You want to have clear communication with your pregnant employees, both in terms of providing an open-door policy to discuss issues they are having, and to communicate your policies in your employee handbook. Employees need to be aware that you cannot do things for them when they have not requested accommodations.

It is important to rely on the employee’s doctor for information on any limitations that the employee faces during or after a pregnancy. All discussions need to be carefully documented.

Accommodation issues in pregnancy

Lessard says it is vital for employers to provide reasonable accommodation to pregnant employees. For example, if a pregnant worker tells you she is experiencing severe morning sickness and asks you if she can come in later and make up the time later in the day, you need to have a conversation about that and document what was discussed.
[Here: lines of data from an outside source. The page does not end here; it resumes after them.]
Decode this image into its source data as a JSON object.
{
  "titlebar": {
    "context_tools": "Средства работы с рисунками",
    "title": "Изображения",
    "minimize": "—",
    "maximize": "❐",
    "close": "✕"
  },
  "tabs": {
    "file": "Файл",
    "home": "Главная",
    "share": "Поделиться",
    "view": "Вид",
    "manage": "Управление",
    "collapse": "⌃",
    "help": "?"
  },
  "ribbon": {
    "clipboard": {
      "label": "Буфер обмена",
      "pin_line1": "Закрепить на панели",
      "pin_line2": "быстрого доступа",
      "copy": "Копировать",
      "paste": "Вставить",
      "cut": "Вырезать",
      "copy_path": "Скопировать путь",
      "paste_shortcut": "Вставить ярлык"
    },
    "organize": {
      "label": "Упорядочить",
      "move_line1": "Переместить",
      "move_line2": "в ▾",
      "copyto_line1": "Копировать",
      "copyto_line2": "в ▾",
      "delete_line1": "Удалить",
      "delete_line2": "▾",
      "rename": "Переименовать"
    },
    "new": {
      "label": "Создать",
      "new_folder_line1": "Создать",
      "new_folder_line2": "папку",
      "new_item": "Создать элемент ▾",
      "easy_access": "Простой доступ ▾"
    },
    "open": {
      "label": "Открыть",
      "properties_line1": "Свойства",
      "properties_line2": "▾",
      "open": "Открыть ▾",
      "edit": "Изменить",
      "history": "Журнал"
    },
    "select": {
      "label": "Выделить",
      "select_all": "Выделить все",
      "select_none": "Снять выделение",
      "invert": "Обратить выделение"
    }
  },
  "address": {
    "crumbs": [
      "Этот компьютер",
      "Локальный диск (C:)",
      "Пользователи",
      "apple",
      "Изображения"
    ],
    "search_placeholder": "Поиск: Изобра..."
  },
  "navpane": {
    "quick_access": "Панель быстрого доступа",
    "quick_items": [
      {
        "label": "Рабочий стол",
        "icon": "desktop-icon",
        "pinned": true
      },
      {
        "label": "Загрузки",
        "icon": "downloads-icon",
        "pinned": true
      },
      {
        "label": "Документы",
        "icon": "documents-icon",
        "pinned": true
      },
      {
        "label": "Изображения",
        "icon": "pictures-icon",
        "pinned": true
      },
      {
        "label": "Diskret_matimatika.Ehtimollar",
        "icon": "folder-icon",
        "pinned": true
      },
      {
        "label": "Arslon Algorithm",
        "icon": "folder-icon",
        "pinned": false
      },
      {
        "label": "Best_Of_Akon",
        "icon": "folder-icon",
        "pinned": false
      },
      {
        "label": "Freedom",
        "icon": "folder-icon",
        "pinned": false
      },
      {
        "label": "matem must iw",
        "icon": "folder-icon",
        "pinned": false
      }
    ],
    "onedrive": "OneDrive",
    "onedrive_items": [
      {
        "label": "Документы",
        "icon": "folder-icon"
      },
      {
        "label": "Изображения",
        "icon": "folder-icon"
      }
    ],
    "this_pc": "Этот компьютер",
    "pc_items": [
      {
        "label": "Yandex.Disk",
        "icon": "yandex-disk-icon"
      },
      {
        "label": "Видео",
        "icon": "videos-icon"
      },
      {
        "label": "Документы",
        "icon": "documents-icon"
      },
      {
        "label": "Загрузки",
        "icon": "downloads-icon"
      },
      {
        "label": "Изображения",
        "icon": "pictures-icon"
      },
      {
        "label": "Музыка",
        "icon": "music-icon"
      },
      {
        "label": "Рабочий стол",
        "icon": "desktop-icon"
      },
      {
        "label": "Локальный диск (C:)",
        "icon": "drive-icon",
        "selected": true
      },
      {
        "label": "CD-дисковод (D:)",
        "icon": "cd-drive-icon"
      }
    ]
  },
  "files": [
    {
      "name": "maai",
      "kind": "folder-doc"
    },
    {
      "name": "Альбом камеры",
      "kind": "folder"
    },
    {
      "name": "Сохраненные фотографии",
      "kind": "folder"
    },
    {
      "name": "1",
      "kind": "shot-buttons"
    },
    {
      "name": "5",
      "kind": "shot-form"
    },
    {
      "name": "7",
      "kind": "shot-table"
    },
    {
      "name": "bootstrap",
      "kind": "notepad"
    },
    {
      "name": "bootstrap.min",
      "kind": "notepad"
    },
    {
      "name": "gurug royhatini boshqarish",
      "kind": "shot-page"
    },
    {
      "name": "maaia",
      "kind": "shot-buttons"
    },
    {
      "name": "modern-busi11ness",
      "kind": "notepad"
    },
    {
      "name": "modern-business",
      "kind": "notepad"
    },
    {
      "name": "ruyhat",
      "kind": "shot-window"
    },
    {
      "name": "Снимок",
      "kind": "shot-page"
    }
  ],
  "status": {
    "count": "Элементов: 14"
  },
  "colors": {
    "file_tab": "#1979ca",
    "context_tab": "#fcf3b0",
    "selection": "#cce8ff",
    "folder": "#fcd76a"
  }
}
“What is or isn’t reasonable is based on your size as an employer, the expense of (granting) the accommodation, and your ability to provide it to the employee without it becoming an undue burden on your practice,” he says.

Lessard warns against immediately saying no to a request without first having a full discussion with the employee. If you cannot, for example, let the pregnant woman with morning sickness come in later every day, you can perhaps find a way to let her do so on some, but not all mornings.

Good documentation goes hand-in-hand with administration

Lessard says there are going to be many notice requirements during various stages in an employee’s pregnancy, which start the moment the worker tells you she is pregnant.

From that point, you are required to provide her with literature on her rights as a pregnant employee and what the maternity leave requirements may be.

You need to be mindful of the tone of documentation relating to the pregnancy to ensure it doesn’t sound as though she could be in any sort of work-related trouble as a result of her pregnancy.

Your policies need to be proactive, rather than reactive and be clearly presented in writing to affected employees.

Returning and release to work

Employees usually return to work after having a baby. Employers need to have clear rules and expectations surrounding their return to work and how employees are going to notify you that they are ready to return. They also need to have documentation from their physicians stating that they are clear to return to work and detailing any limitations that they may face.

Employees requiring additional time off beyond their expected return dates, for medical reasons, need to communicate that information to you well in advance and have supporting documentation from their doctors.

If an employee faces limitations, as set out in documentation from a physician, you must ensure that the worker does not perform unapproved duties which could result in an injury or workers’ compensation claim.

“When employees get back to work, we want to reinstate them to similar status and pay whenever we can. If there is a medical reason why they cannot come back, we are going to look at whether or not it’s reasonable to grant additional leave, or to change certain other terms and conditions of their employment,” he says.

Lessard notes that it can be complicated and challenging to have employees reinstated to their old roles, and they may not even wish to return in the same capacity.

If the employee requests a change in working conditions upon returning to work, you must carefully document all conversations to make it clear that the employee, not you, requested the change.

Nursing mothers need accommodation

When a worker returns from a maternity leave, federal law requires that she be given time to pump breast milk during the work day in a private area for up to one year after giving birth.

Lessard says you can ask the employee to take pumping breaks concurrently with other types of breaks, such as meal breaks.


Every manager will, at some time, have an employee request a maternity or medical leave of absence. Handled incorrectly, you risk potential discrimination claims for violating LOA laws. Be sure you understand the rules before you approve or deny the request.

Editor’s picks:

Job interviews: how to ask personal questions without committing discrimination

Avoid these 4 deadly discrimination traps when hiring or firing

How to implement a leave-sharing program









Try Premium Membership